▶ _Exercise_: Write every line below out again, exactly as given, but leave out the pictures.

▶ _Saved entries_:
◇ ◇ ◇ ◇ ◇

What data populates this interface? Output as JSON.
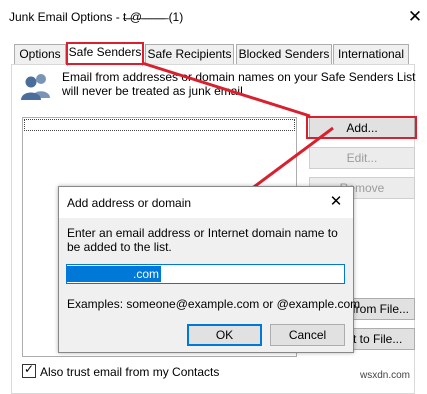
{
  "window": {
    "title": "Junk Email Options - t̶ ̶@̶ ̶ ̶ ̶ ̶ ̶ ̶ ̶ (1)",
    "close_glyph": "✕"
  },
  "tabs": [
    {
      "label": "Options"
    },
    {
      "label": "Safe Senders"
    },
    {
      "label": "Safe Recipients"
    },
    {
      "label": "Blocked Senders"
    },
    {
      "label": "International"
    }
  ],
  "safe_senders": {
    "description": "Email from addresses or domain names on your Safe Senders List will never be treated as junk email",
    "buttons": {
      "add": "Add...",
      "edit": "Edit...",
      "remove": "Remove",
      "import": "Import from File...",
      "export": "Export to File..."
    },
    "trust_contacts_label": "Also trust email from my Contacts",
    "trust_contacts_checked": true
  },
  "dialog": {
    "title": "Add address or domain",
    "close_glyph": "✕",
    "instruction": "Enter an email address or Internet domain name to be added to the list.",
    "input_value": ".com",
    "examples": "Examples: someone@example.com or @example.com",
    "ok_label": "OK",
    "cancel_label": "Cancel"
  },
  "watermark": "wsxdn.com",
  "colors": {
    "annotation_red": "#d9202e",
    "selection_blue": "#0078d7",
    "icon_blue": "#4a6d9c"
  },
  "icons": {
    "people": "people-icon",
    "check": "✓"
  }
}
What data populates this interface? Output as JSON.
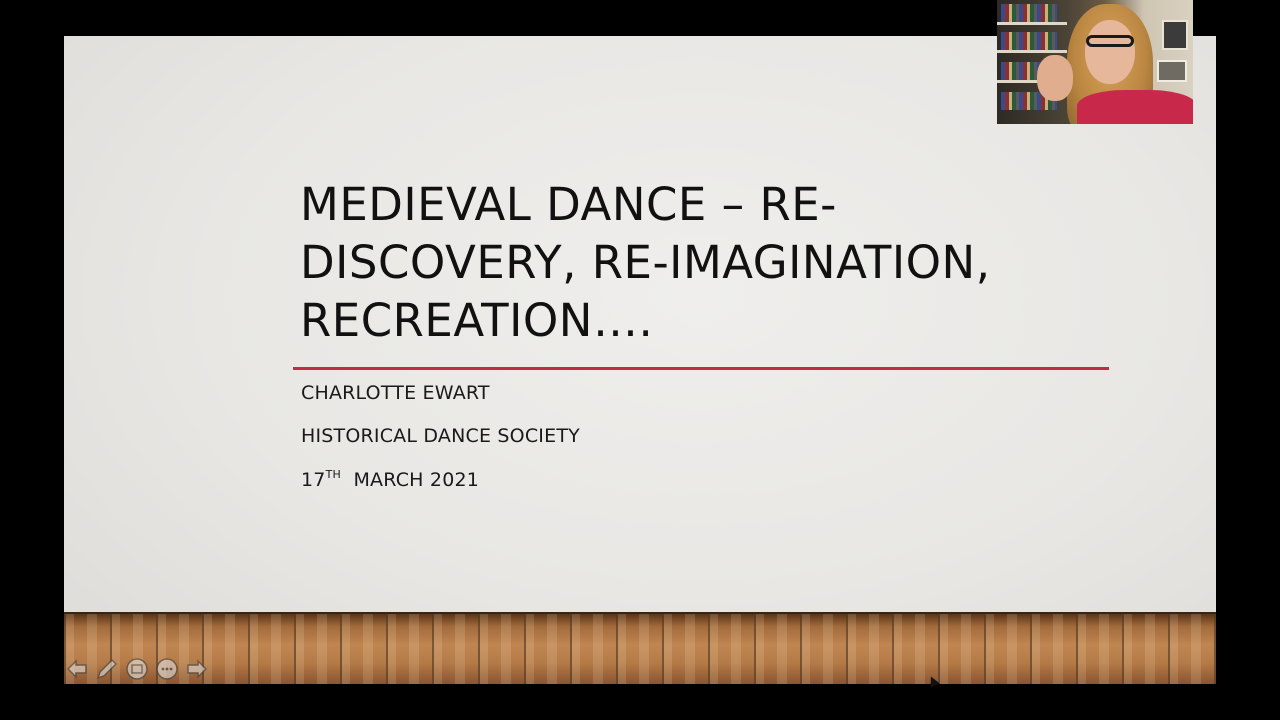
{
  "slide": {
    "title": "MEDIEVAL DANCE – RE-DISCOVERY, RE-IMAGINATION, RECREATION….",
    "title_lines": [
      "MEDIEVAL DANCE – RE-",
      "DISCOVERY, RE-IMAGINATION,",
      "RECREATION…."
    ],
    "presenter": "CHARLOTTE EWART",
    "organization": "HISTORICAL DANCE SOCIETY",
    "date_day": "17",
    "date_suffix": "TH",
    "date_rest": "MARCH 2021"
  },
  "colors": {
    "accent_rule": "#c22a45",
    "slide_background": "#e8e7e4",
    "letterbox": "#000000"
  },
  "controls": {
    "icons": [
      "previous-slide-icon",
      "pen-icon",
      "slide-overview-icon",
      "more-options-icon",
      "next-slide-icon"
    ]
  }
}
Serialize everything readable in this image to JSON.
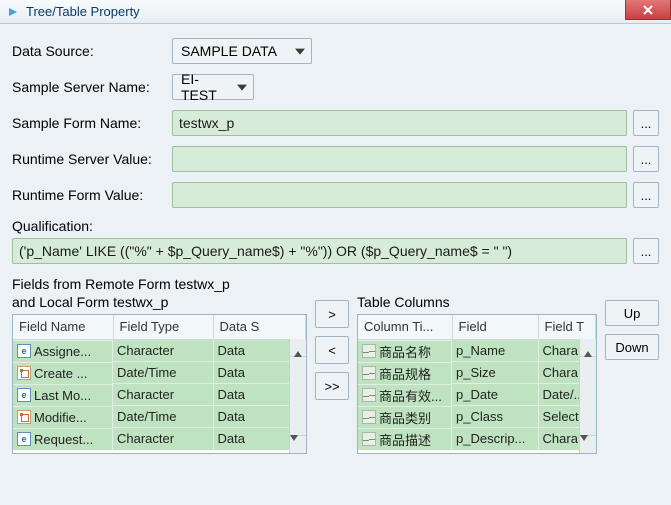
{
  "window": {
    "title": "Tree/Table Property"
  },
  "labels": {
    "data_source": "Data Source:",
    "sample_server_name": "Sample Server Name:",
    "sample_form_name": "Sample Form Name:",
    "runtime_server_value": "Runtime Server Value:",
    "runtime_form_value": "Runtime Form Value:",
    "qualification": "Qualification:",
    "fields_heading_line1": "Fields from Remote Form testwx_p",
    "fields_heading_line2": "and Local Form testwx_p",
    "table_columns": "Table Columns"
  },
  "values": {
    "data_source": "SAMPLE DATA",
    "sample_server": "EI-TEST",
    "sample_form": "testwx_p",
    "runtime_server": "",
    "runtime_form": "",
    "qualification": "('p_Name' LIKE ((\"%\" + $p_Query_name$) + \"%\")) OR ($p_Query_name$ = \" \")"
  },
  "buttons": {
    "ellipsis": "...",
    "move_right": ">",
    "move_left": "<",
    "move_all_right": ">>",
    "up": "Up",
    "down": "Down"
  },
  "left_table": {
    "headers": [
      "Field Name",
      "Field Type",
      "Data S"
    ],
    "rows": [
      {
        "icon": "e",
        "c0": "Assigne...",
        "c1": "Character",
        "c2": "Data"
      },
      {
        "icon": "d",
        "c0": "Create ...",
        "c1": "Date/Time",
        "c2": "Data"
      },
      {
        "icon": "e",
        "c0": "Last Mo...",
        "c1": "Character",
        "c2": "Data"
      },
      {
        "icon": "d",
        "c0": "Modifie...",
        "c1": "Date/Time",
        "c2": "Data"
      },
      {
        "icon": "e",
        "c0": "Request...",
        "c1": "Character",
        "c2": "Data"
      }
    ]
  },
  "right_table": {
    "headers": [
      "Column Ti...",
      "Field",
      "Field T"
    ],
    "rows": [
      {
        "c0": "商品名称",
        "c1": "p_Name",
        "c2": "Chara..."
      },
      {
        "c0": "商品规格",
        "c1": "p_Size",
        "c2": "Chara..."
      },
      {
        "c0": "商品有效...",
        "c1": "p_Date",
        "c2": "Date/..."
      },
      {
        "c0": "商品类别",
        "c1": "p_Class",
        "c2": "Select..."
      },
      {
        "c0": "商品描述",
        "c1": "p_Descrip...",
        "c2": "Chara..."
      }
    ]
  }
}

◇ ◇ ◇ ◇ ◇

▶ _Reply to the task_:
What data populates this interface? Output as JSON.
{
  "window": {
    "title": "Junk Email Options - t̶ ̶@̶ ̶ ̶ ̶ ̶ ̶ ̶ ̶ (1)",
    "close_glyph": "✕"
  },
  "tabs": [
    {
      "label": "Options"
    },
    {
      "label": "Safe Senders"
    },
    {
      "label": "Safe Recipients"
    },
    {
      "label": "Blocked Senders"
    },
    {
      "label": "International"
    }
  ],
  "safe_senders": {
    "description": "Email from addresses or domain names on your Safe Senders List will never be treated as junk email",
    "buttons": {
      "add": "Add...",
      "edit": "Edit...",
      "remove": "Remove",
      "import": "Import from File...",
      "export": "Export to File..."
    },
    "trust_contacts_label": "Also trust email from my Contacts",
    "trust_contacts_checked": true
  },
  "dialog": {
    "title": "Add address or domain",
    "close_glyph": "✕",
    "instruction": "Enter an email address or Internet domain name to be added to the list.",
    "input_value": ".com",
    "examples": "Examples: someone@example.com or @example.com",
    "ok_label": "OK",
    "cancel_label": "Cancel"
  },
  "watermark": "wsxdn.com",
  "colors": {
    "annotation_red": "#d9202e",
    "selection_blue": "#0078d7",
    "icon_blue": "#4a6d9c"
  },
  "icons": {
    "people": "people-icon",
    "check": "✓"
  }
}
What data populates this interface? Output as JSON.
{
  "slide": {
    "title": "MEDIEVAL DANCE – RE-DISCOVERY, RE-IMAGINATION, RECREATION….",
    "title_lines": [
      "MEDIEVAL DANCE – RE-",
      "DISCOVERY, RE-IMAGINATION,",
      "RECREATION…."
    ],
    "presenter": "CHARLOTTE EWART",
    "organization": "HISTORICAL DANCE SOCIETY",
    "date_day": "17",
    "date_suffix": "TH",
    "date_rest": "MARCH 2021"
  },
  "colors": {
    "accent_rule": "#c22a45",
    "slide_background": "#e8e7e4",
    "letterbox": "#000000"
  },
  "controls": {
    "icons": [
      "previous-slide-icon",
      "pen-icon",
      "slide-overview-icon",
      "more-options-icon",
      "next-slide-icon"
    ]
  }
}
Serialize everything readable in this image to JSON.
{
  "window": {
    "title": "Tree/Table Property"
  },
  "labels": {
    "data_source": "Data Source:",
    "sample_server_name": "Sample Server Name:",
    "sample_form_name": "Sample Form Name:",
    "runtime_server_value": "Runtime Server Value:",
    "runtime_form_value": "Runtime Form Value:",
    "qualification": "Qualification:",
    "fields_heading_line1": "Fields from Remote Form testwx_p",
    "fields_heading_line2": "and Local Form testwx_p",
    "table_columns": "Table Columns"
  },
  "values": {
    "data_source": "SAMPLE DATA",
    "sample_server": "EI-TEST",
    "sample_form": "testwx_p",
    "runtime_server": "",
    "runtime_form": "",
    "qualification": "('p_Name' LIKE ((\"%\" + $p_Query_name$) + \"%\")) OR ($p_Query_name$ = \" \")"
  },
  "buttons": {
    "ellipsis": "...",
    "move_right": ">",
    "move_left": "<",
    "move_all_right": ">>",
    "up": "Up",
    "down": "Down"
  },
  "left_table": {
    "headers": [
      "Field Name",
      "Field Type",
      "Data S"
    ],
    "rows": [
      {
        "icon": "e",
        "c0": "Assigne...",
        "c1": "Character",
        "c2": "Data"
      },
      {
        "icon": "d",
        "c0": "Create ...",
        "c1": "Date/Time",
        "c2": "Data"
      },
      {
        "icon": "e",
        "c0": "Last Mo...",
        "c1": "Character",
        "c2": "Data"
      },
      {
        "icon": "d",
        "c0": "Modifie...",
        "c1": "Date/Time",
        "c2": "Data"
      },
      {
        "icon": "e",
        "c0": "Request...",
        "c1": "Character",
        "c2": "Data"
      }
    ]
  },
  "right_table": {
    "headers": [
      "Column Ti...",
      "Field",
      "Field T"
    ],
    "rows": [
      {
        "c0": "商品名称",
        "c1": "p_Name",
        "c2": "Chara..."
      },
      {
        "c0": "商品规格",
        "c1": "p_Size",
        "c2": "Chara..."
      },
      {
        "c0": "商品有效...",
        "c1": "p_Date",
        "c2": "Date/..."
      },
      {
        "c0": "商品类别",
        "c1": "p_Class",
        "c2": "Select..."
      },
      {
        "c0": "商品描述",
        "c1": "p_Descrip...",
        "c2": "Chara..."
      }
    ]
  }
}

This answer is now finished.